On Tuesday morning, with all 30 of the Royal meeting’s races still in the immediate future, there was a widespread belief that today’s Commonwealth Cup, a race that was introduced to the programme just two years ago, would be the best and most competitive Group 1 contest of the week. That was before Thursday’s Gold Cup set the bar at a very high level, but it is a measure of the Commonwealth Cup’s depth that it might yet live up to its early billing.
After two of the hottest afternoons at the Royal meeting that anyone can remember, it is a much cooler start to the day in Berkshire this morning and there is a possibility of thundery showers at some point in the day, though temperatures are still expected to be in the mid-20s throughout. Chris Stickels, the clerk of the course, did not feel that he was in a position to wait and see yesterday evening with regard to the showers, and applied 5mm of water to the entire track.
A day has made quite a difference to several confident betting-market predictions about how this year’s Royal meeting was likely to play out. Before the first race on Tuesday, Aidan O’Brien was a 2-5 chance to outscore the combined forces of the Godolphin operation over the meeting, but a 3-0 drubbing by the royal blue squad during the course of the afternoon has turned the market on its head.
Muck Rack makes it simple to find people, tweets, or articles that mention any name, keyword, company, hashtag etc. We've compiled this guide to help you make the most of your search.
Selecting a term
Start searching tweets, articles from media outlets, articles mentioned in tweets, journalists'
names, titles and bios with some suggested searches:
Companies or Topics (e.g. iPhone, Microsoft)
Phrases (e.g. "cloud computing") — use quotes to keep the terms together
Twitter handles (e.g. @username) — returns those who have mentioned or replied to
Names (e.g. "David Pogue")
Hashtags (e.g. #sxsw, #london2012)
Bio details (e.g. vegan, Olympics, father)
Muck Rack's Advanced Search allows for many boolean operators.
Find results that mention multiple specified terms, use AND or
+. For example, ensure each result contains both Elon Musk and Mark Zuckerberg by
searching Obama AND Romney or Obama + Romney.
Use the operators OR or , to broaden your search when you'd like either of
multiple terms to appear in results. (This is the default behavior of our search when no operators
are used.) For example, search for democrat OR republican to find results that refer to
Democrats and/or Republicans.
Use NOT or - to subtract results from your search. For
example, searching Disney will yield results about the Walt Disney Company as well as Walt Disney
World Resort. To exclude mentions of Disney World, search for Disney -World or Disney
When using one of these operators with a phrase, enclose it in quotation marks.
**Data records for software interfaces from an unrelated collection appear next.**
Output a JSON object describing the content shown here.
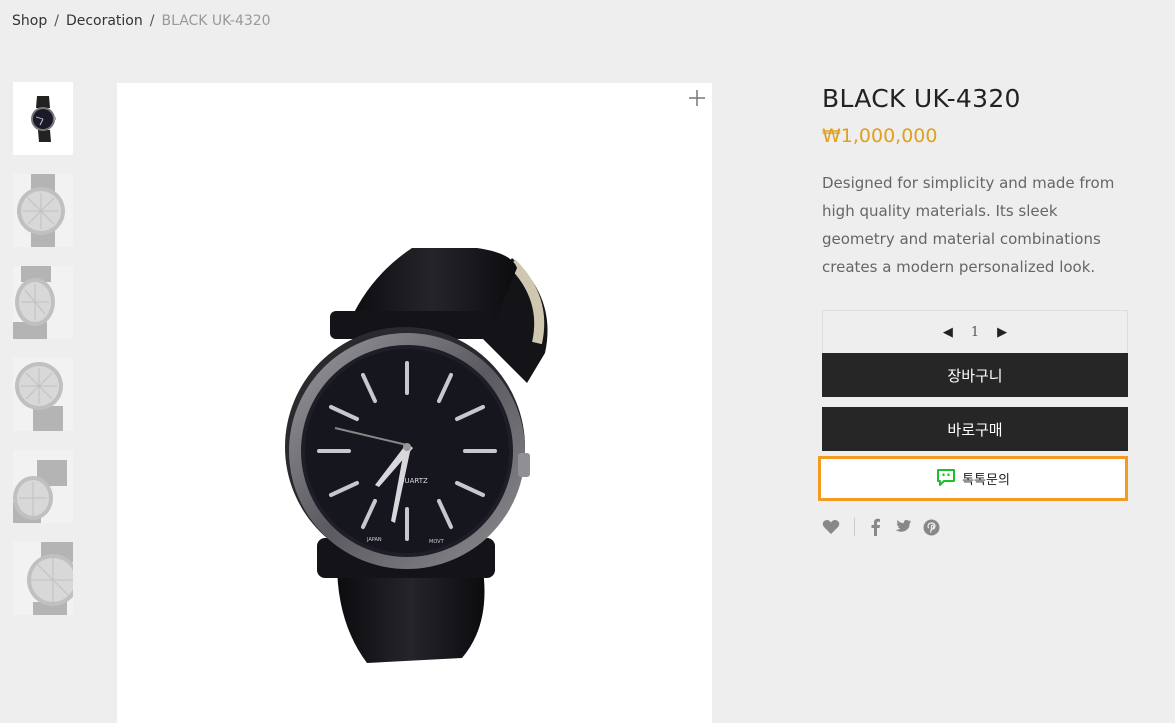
{
  "breadcrumb": {
    "items": [
      "Shop",
      "Decoration"
    ],
    "current": "BLACK UK-4320",
    "separator": "/"
  },
  "product": {
    "title": "BLACK UK-4320",
    "price": "₩1,000,000",
    "description": "Designed for simplicity and made from high quality materials. Its sleek geometry and material combinations creates a modern personalized look.",
    "watch_text": {
      "brand": "QUARTZ",
      "left": "JAPAN",
      "right": "MOVT"
    }
  },
  "quantity": {
    "value": "1",
    "decrease_icon": "◀",
    "increase_icon": "▶"
  },
  "buttons": {
    "cart": "장바구니",
    "buy": "바로구매",
    "talk": "톡톡문의"
  },
  "thumbnails": [
    {
      "name": "thumb-1",
      "active": true
    },
    {
      "name": "thumb-2",
      "active": false
    },
    {
      "name": "thumb-3",
      "active": false
    },
    {
      "name": "thumb-4",
      "active": false
    },
    {
      "name": "thumb-5",
      "active": false
    },
    {
      "name": "thumb-6",
      "active": false
    }
  ],
  "icons": {
    "zoom": "plus-icon",
    "wishlist": "heart-icon",
    "facebook": "facebook-icon",
    "twitter": "twitter-icon",
    "pinterest": "pinterest-icon",
    "talk": "chat-bubble-icon"
  },
  "colors": {
    "price": "#e0a01e",
    "button_dark": "#262626",
    "talk_border": "#f39a22",
    "talk_icon": "#19c12b"
  }
}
For example, you can
find results about smartphones excluding Apple's iPhone 4S by searching smartphone -"iPhone
Exact case matching or punctuation
If you're searching for a brand name or keyword that relies on specific punctuation marks or capitalization, you can
find results that match your exact query by adding matchcase: before the keyword you're searching for, like matchcase:E*TRADE .
Use parentheses to separate multiple
boolean phrases. For example, to find journalists talking about having fun in Disney World or
Disneyland, search for ("disney world" OR disneyland) AND fun.
An asterisk can be used to search for any variation of a root word truncated by the asterisk. For example, searching for admin* will return results for administrator, administration, administer, administered, etc.
A near operator is an AND operator where you can control the distance between the words. You can vary the distance the near operation uses by adding a forward slash and number (between 0-99) such as strawberries NEAR/10 "whipped cream", which means the strawberries must exist within 10 words of "whipped cream".